Top of Stored data
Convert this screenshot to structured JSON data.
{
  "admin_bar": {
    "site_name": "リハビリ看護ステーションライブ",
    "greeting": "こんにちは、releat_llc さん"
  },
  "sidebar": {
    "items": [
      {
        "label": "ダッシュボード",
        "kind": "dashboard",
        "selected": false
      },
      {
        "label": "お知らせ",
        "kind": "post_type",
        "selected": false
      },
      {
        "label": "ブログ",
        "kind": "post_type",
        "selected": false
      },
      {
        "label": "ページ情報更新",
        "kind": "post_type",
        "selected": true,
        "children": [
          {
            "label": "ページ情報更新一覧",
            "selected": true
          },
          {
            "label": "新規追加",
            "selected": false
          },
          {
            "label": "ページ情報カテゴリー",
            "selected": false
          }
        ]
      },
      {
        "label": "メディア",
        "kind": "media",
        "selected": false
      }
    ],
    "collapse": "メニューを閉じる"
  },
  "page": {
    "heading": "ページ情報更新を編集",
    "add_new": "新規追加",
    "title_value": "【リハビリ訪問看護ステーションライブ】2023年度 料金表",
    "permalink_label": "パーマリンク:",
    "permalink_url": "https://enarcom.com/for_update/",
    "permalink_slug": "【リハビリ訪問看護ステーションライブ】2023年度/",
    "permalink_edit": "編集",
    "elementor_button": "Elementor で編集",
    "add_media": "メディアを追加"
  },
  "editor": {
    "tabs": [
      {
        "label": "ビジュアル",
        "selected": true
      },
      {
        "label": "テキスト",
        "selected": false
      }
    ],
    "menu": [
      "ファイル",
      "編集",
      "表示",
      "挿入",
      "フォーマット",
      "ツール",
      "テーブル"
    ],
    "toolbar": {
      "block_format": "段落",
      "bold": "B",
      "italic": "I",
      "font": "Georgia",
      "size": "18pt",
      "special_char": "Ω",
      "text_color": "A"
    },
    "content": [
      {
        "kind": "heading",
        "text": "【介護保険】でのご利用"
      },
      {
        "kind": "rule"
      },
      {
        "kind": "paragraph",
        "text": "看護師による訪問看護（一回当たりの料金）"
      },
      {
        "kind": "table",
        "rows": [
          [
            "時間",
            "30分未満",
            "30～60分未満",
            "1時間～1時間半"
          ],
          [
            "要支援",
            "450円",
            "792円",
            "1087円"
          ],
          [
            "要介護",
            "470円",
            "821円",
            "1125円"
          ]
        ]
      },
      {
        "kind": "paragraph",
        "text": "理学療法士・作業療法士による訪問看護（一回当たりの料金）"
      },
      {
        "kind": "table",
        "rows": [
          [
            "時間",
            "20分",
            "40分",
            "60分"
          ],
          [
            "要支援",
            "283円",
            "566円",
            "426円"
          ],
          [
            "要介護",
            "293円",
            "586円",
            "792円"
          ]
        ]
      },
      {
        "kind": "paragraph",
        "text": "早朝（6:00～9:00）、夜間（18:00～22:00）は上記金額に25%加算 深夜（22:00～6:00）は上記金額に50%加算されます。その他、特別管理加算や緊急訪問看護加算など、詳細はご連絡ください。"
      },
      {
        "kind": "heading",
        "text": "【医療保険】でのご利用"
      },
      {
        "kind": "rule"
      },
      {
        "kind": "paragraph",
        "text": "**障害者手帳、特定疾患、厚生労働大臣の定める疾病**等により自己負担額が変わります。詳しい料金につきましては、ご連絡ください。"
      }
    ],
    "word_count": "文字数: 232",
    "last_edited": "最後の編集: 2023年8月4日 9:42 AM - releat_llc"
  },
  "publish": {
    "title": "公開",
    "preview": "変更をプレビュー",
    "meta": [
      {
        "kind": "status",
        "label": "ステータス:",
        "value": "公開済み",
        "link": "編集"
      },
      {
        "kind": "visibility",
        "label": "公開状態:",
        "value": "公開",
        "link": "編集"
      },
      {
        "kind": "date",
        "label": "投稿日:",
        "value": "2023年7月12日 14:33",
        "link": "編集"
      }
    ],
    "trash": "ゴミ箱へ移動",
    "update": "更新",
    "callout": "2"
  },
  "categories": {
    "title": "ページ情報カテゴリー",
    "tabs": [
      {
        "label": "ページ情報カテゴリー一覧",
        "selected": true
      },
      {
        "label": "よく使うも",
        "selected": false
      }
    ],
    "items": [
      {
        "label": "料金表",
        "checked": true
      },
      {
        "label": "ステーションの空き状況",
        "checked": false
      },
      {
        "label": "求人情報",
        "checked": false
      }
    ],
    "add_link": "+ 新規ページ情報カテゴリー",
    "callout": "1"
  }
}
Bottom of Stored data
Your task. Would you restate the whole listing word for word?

Reply to the task.
Convert this screenshot to structured JSON data.
{
  "admin_bar": {
    "site_name": "リハビリ看護ステーションライブ",
    "greeting": "こんにちは、releat_llc さん"
  },
  "sidebar": {
    "items": [
      {
        "label": "ダッシュボード",
        "kind": "dashboard",
        "selected": false
      },
      {
        "label": "お知らせ",
        "kind": "post_type",
        "selected": false
      },
      {
        "label": "ブログ",
        "kind": "post_type",
        "selected": false
      },
      {
        "label": "ページ情報更新",
        "kind": "post_type",
        "selected": true,
        "children": [
          {
            "label": "ページ情報更新一覧",
            "selected": true
          },
          {
            "label": "新規追加",
            "selected": false
          },
          {
            "label": "ページ情報カテゴリー",
            "selected": false
          }
        ]
      },
      {
        "label": "メディア",
        "kind": "media",
        "selected": false
      }
    ],
    "collapse": "メニューを閉じる"
  },
  "page": {
    "heading": "ページ情報更新を編集",
    "add_new": "新規追加",
    "title_value": "【リハビリ訪問看護ステーションライブ】2023年度 料金表",
    "permalink_label": "パーマリンク:",
    "permalink_url": "https://enarcom.com/for_update/",
    "permalink_slug": "【リハビリ訪問看護ステーションライブ】2023年度/",
    "permalink_edit": "編集",
    "elementor_button": "Elementor で編集",
    "add_media": "メディアを追加"
  },
  "editor": {
    "tabs": [
      {
        "label": "ビジュアル",
        "selected": true
      },
      {
        "label": "テキスト",
        "selected": false
      }
    ],
    "menu": [
      "ファイル",
      "編集",
      "表示",
      "挿入",
      "フォーマット",
      "ツール",
      "テーブル"
    ],
    "toolbar": {
      "block_format": "段落",
      "bold": "B",
      "italic": "I",
      "font": "Georgia",
      "size": "18pt",
      "special_char": "Ω",
      "text_color": "A"
    },
    "content": [
      {
        "kind": "heading",
        "text": "【介護保険】でのご利用"
      },
      {
        "kind": "rule"
      },
      {
        "kind": "paragraph",
        "text": "看護師による訪問看護（一回当たりの料金）"
      },
      {
        "kind": "table",
        "rows": [
          [
            "時間",
            "30分未満",
            "30～60分未満",
            "1時間～1時間半"
          ],
          [
            "要支援",
            "450円",
            "792円",
            "1087円"
          ],
          [
            "要介護",
            "470円",
            "821円",
            "1125円"
          ]
        ]
      },
      {
        "kind": "paragraph",
        "text": "理学療法士・作業療法士による訪問看護（一回当たりの料金）"
      },
      {
        "kind": "table",
        "rows": [
          [
            "時間",
            "20分",
            "40分",
            "60分"
          ],
          [
            "要支援",
            "283円",
            "566円",
            "426円"
          ],
          [
            "要介護",
            "293円",
            "586円",
            "792円"
          ]
        ]
      },
      {
        "kind": "paragraph",
        "text": "早朝（6:00～9:00）、夜間（18:00～22:00）は上記金額に25%加算 深夜（22:00～6:00）は上記金額に50%加算されます。その他、特別管理加算や緊急訪問看護加算など、詳細はご連絡ください。"
      },
      {
        "kind": "heading",
        "text": "【医療保険】でのご利用"
      },
      {
        "kind": "rule"
      },
      {
        "kind": "paragraph",
        "text": "**障害者手帳、特定疾患、厚生労働大臣の定める疾病**等により自己負担額が変わります。詳しい料金につきましては、ご連絡ください。"
      }
    ],
    "word_count": "文字数: 232",
    "last_edited": "最後の編集: 2023年8月4日 9:42 AM - releat_llc"
  },
  "publish": {
    "title": "公開",
    "preview": "変更をプレビュー",
    "meta": [
      {
        "kind": "status",
        "label": "ステータス:",
        "value": "公開済み",
        "link": "編集"
      },
      {
        "kind": "visibility",
        "label": "公開状態:",
        "value": "公開",
        "link": "編集"
      },
      {
        "kind": "date",
        "label": "投稿日:",
        "value": "2023年7月12日 14:33",
        "link": "編集"
      }
    ],
    "trash": "ゴミ箱へ移動",
    "update": "更新",
    "callout": "2"
  },
  "categories": {
    "title": "ページ情報カテゴリー",
    "tabs": [
      {
        "label": "ページ情報カテゴリー一覧",
        "selected": true
      },
      {
        "label": "よく使うも",
        "selected": false
      }
    ],
    "items": [
      {
        "label": "料金表",
        "checked": true
      },
      {
        "label": "ステーションの空き状況",
        "checked": false
      },
      {
        "label": "求人情報",
        "checked": false
      }
    ],
    "add_link": "+ 新規ページ情報カテゴリー",
    "callout": "1"
  }
}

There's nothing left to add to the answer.